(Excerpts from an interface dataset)
*** Block opens ***
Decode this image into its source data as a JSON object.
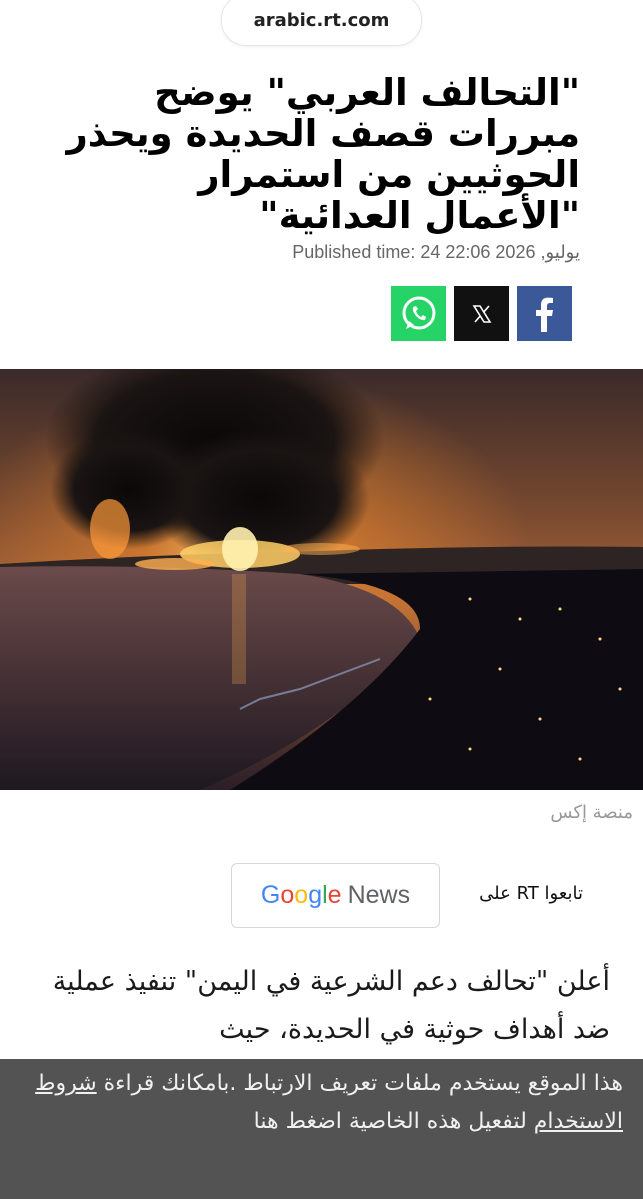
{
  "browser": {
    "url": "arabic.rt.com"
  },
  "article": {
    "headline": "\"التحالف العربي\" يوضح مبررات قصف الحديدة ويحذر الحوثيين من استمرار \"الأعمال العدائية\"",
    "published": "Published time: 24 يوليو, 2026 22:06",
    "image_caption": "منصة إكس",
    "lead": "أعلن \"تحالف دعم الشرعية في اليمن\" تنفيذ عملية ضد أهداف حوثية في الحديدة، حيث"
  },
  "share": {
    "buttons": [
      {
        "name": "facebook",
        "icon": "facebook-icon",
        "color": "#3b5998"
      },
      {
        "name": "x",
        "icon": "x-icon",
        "color": "#111111"
      },
      {
        "name": "whatsapp",
        "icon": "whatsapp-icon",
        "color": "#25d366"
      }
    ]
  },
  "follow": {
    "label": "تابعوا RT على",
    "google_news": {
      "google": "Google",
      "news": "News"
    }
  },
  "cookie_banner": {
    "text_1": "هذا الموقع يستخدم ملفات تعريف الارتباط .بامكانك قراءة",
    "link": "شروط الاستخدام",
    "text_2": "لتفعيل هذه الخاصية اضغط هنا"
  }
}
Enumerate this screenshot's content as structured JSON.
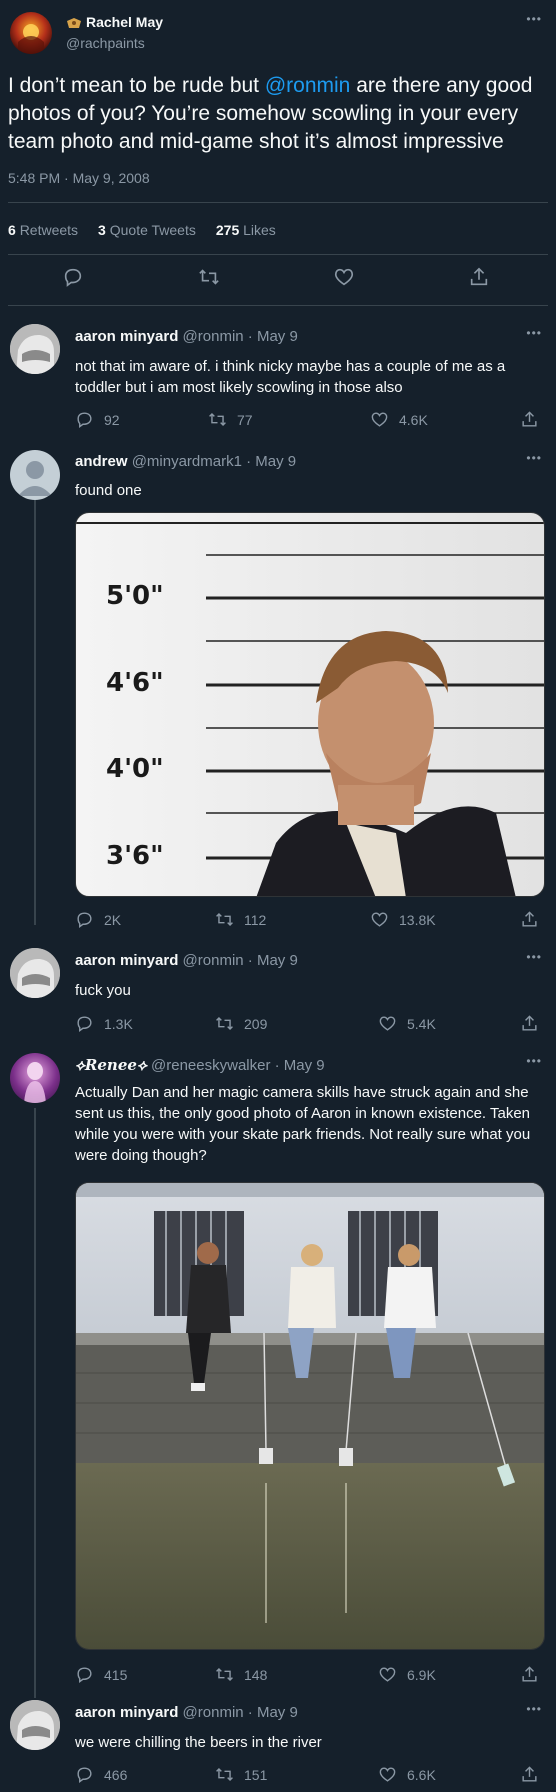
{
  "main_tweet": {
    "author_name": "Rachel May",
    "author_handle": "@rachpaints",
    "text_before": "I don’t mean to be rude but ",
    "mention": "@ronmin",
    "text_after": " are there any good photos of you? You’re somehow scowling in your every team photo and mid-game shot it’s almost impressive",
    "timestamp": "5:48 PM · May 9, 2008",
    "retweets_count": "6",
    "retweets_label": "Retweets",
    "quotes_count": "3",
    "quotes_label": "Quote Tweets",
    "likes_count": "275",
    "likes_label": "Likes"
  },
  "replies": [
    {
      "author_name": "aaron minyard",
      "author_handle": "@ronmin",
      "date": "May 9",
      "text": "not that im aware of. i think nicky maybe has a couple of me as a toddler but i am most likely scowling in those also",
      "reply_count": "92",
      "retweet_count": "77",
      "like_count": "4.6K"
    },
    {
      "author_name": "andrew",
      "author_handle": "@minyardmark1",
      "date": "May 9",
      "text": "found one",
      "reply_count": "2K",
      "retweet_count": "112",
      "like_count": "13.8K",
      "height_labels": [
        "5'0\"",
        "4'6\"",
        "4'0\"",
        "3'6\""
      ]
    },
    {
      "author_name": "aaron minyard",
      "author_handle": "@ronmin",
      "date": "May 9",
      "text": "fuck you",
      "reply_count": "1.3K",
      "retweet_count": "209",
      "like_count": "5.4K"
    },
    {
      "author_name": "⟡𝑹𝒆𝒏𝒆𝒆⟡",
      "author_handle": "@reneeskywalker",
      "date": "May 9",
      "text": "Actually Dan and her magic camera skills have struck again and she sent us this, the only good photo of Aaron in known existence. Taken while you were with your skate park friends. Not really sure what you were doing though?",
      "reply_count": "415",
      "retweet_count": "148",
      "like_count": "6.9K"
    },
    {
      "author_name": "aaron minyard",
      "author_handle": "@ronmin",
      "date": "May 9",
      "text": "we were chilling the beers in the river",
      "reply_count": "466",
      "retweet_count": "151",
      "like_count": "6.6K"
    }
  ],
  "colors": {
    "background": "#15202b",
    "text": "#f7f9f9",
    "muted": "#8b98a5",
    "link": "#1d9bf0",
    "divider": "#38444d"
  },
  "icons": [
    "reply-icon",
    "retweet-icon",
    "like-icon",
    "share-icon",
    "more-icon",
    "shield-emoji-icon"
  ]
}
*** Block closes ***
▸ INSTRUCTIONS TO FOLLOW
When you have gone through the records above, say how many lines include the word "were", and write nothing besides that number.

▸ EXERCISE OUTPUT
2